6. The Public Interest
- Ministers are expected to conduct all official business on the basis that they may be expected to demonstrate publicly that their actions and decisions in conducting public business were taken with the sole objective of advancing the public interest.
- Ministers must accept that it is for the Prime Minister to decide whether and when a Minister should stand aside if that Minister becomes the subject of an official investigation of alleged illegal or improper conduct.
- Ministers will be required to stand aside if charged with any criminal offence, or if the Prime Minister regards their conduct as constituting a prima facie breach of these Standards.
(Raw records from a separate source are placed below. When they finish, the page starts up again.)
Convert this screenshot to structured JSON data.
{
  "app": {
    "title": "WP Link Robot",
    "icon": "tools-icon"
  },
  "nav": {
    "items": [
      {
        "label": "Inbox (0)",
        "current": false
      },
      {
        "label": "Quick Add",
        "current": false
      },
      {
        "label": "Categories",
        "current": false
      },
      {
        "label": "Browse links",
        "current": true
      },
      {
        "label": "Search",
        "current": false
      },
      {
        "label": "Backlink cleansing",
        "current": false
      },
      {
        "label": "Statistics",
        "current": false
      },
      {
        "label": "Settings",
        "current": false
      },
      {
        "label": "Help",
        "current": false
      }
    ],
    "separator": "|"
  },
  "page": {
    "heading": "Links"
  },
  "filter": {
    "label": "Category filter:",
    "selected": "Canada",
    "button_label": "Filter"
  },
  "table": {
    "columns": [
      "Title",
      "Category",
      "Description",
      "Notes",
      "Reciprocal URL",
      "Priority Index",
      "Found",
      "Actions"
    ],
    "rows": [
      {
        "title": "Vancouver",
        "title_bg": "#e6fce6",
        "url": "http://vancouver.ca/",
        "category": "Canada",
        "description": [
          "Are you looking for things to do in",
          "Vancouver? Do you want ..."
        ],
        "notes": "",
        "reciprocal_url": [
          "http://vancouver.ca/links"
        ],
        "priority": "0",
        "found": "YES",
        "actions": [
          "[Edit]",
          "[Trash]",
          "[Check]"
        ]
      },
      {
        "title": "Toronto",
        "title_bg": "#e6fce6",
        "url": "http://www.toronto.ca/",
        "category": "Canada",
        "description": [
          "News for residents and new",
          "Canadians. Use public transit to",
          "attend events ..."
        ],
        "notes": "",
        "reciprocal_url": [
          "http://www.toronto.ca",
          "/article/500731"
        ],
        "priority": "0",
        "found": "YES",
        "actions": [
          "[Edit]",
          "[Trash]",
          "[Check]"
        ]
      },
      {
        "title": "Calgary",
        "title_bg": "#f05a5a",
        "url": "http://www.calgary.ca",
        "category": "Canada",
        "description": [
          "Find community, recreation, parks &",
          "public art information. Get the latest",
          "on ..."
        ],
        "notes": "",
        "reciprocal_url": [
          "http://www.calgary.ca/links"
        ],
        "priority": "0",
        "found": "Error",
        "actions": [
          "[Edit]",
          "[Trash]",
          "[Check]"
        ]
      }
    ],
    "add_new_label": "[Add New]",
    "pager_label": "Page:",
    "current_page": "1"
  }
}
Ministers will be required to resign if convicted of a criminal offence, and may be required to resign if the Prime Minister is satisfied that they have breached or failed to comply with these Standards in a substantive and material manner.
- Where an allegation involving improper conduct of a significant kind, including a breach of these Standards, is made against a Minister (including the Prime Minister) the Prime Minister may refer the matter to an appropriate independent authority for investigation and/or advice.
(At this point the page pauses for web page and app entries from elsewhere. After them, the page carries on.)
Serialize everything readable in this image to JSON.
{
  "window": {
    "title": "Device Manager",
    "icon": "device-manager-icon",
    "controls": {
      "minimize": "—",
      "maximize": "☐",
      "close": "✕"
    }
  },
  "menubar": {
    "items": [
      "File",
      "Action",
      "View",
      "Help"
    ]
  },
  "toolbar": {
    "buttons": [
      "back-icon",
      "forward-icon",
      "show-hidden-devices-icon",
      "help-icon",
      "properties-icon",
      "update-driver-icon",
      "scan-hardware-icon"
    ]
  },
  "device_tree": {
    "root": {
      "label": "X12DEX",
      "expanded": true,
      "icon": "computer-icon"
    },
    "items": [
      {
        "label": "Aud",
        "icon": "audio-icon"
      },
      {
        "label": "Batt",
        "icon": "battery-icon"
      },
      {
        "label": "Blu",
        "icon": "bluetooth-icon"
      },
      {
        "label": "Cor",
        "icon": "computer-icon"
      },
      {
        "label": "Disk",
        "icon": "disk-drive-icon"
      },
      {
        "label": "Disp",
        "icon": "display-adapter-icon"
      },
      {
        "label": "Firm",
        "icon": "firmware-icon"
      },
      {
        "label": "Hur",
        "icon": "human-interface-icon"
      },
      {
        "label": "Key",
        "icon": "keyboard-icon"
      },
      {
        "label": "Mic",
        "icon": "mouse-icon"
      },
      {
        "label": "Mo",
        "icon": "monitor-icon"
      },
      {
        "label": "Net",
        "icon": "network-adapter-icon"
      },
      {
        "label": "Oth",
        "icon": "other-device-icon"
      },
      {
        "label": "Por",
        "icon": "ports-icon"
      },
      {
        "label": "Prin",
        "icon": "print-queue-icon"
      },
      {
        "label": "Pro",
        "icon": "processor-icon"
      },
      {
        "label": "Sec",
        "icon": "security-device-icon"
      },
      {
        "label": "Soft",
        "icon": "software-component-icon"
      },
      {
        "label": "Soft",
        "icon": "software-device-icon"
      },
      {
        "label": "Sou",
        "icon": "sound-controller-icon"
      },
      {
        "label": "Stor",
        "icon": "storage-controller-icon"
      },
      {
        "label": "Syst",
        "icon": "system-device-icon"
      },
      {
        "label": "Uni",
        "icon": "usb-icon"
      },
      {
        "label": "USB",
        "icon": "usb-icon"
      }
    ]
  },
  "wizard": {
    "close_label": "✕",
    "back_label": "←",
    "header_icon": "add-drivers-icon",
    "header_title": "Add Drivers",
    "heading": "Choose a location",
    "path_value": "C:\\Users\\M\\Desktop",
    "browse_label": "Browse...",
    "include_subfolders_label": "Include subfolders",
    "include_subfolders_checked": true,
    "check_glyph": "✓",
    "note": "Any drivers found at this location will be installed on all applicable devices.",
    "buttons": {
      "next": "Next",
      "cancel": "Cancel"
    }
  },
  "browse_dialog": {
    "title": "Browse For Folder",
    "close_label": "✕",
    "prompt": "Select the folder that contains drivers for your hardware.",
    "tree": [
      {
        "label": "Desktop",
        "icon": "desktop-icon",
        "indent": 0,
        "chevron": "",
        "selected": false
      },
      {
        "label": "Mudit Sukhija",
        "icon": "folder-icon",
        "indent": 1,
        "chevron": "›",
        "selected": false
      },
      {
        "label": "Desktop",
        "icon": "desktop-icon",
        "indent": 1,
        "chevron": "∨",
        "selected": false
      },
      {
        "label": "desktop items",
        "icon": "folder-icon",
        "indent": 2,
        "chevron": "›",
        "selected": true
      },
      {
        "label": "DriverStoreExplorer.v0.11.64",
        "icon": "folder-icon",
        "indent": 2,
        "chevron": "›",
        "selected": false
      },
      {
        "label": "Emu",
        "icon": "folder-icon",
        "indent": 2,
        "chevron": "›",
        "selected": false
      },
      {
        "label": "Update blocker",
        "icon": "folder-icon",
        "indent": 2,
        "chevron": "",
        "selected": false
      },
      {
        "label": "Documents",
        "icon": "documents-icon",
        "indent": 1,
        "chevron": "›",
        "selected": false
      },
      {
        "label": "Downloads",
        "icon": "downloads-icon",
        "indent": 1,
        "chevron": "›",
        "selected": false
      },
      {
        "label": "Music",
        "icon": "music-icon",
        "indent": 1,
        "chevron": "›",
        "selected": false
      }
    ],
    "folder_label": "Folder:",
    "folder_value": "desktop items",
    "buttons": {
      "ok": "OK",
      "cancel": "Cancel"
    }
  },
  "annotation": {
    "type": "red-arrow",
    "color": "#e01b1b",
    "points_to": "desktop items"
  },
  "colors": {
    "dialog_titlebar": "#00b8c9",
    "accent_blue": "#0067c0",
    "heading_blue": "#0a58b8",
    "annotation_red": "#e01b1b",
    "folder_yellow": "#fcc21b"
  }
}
- The Prime Minister may seek advice from the Secretary of the Department of the Prime Minister and Cabinet on any of the matters within these Standards, at any time. In providing such advice the Secretary of the Department of the Prime Minister and Cabinet may, as required, seek professional advice.
- Advice received by the Prime Minister from the Secretary of the Department of the Prime Minister and Cabinet may be made public by the Prime Minister, subject to proper considerations of privacy.
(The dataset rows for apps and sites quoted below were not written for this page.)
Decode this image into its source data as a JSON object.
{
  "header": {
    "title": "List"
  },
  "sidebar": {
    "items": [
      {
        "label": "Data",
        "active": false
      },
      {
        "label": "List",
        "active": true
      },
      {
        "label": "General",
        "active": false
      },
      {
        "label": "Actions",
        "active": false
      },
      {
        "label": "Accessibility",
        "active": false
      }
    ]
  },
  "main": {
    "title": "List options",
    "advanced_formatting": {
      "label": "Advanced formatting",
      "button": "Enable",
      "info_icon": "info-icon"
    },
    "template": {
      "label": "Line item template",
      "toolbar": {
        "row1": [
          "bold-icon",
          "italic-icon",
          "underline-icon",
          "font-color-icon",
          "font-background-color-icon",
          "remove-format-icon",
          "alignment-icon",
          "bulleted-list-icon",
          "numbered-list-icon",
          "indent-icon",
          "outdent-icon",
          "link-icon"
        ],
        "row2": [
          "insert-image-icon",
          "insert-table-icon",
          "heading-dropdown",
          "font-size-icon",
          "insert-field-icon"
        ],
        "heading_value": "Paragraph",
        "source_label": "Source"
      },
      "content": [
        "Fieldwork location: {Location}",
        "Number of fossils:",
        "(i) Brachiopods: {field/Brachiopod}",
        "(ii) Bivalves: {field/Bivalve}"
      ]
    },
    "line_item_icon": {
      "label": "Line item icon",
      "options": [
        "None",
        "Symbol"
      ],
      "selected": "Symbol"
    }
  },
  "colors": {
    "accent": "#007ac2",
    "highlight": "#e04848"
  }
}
8. Contact with Lobbyists
- Ministers will be approached by individuals and organisations, acting on their own behalf or on behalf of others, whose purpose is to seek to influence (lobby) government on a variety of issues.
- Ministers should ensure that dealings with lobbyists are conducted consistently with the Lobbying Code of Conduct, so that they do not give rise to a conflict between public duty and private interest.
- Ministers shall observe the revised Lobbying Code of Conduct, which came into operation on 20 September 2013. The Register of Lobbyists established by the Code contains the business details of lobbyists, the names of individuals who carry out lobbying activities, and the names of their clients. A copy of the Lobbying Code of Conduct is at Appendix A. The Register is published on the website of the Department of the Prime Minister and Cabinet at http://lobbyists.pmc.gov.au/. Further information on the Code, including questions and answers, is available on this website.
- In dealing with a lobbyist who is acting on behalf of a third party, it is important to establish whose interests the lobbyist represents so that informed judgments can be made about the outcome they are seeking to achieve.
- Ministers should ensure that lobbyists with whom they have dealings are properly registered, and must report any instance of non-compliance with the requirements relating to lobbyists.
- In addition, as outlined earlier, Ministers will undertake that for an eighteen month period after ceasing to be a Minister, they will not lobby, advocate or have business meetings with members of the government, parliament, public service or defence force on any matters on which they have had official dealings as Minister in their last eighteen months of office.
- Where representations are being made on behalf of a foreign government or the agency of a foreign government, special care needs to be exercised as foreign policy or national security considerations may apply. It may be appropriate in certain cases to advise the Minister for Foreign Affairs of representations received.
 Criminal offence does not include an infringement notice such as an “on the spot” fine.
Top photo: Dr Martin Parkinson looks at as Stuart Robert is sworn-in as Assistant Treasurer. AAP Image/Lukas Coch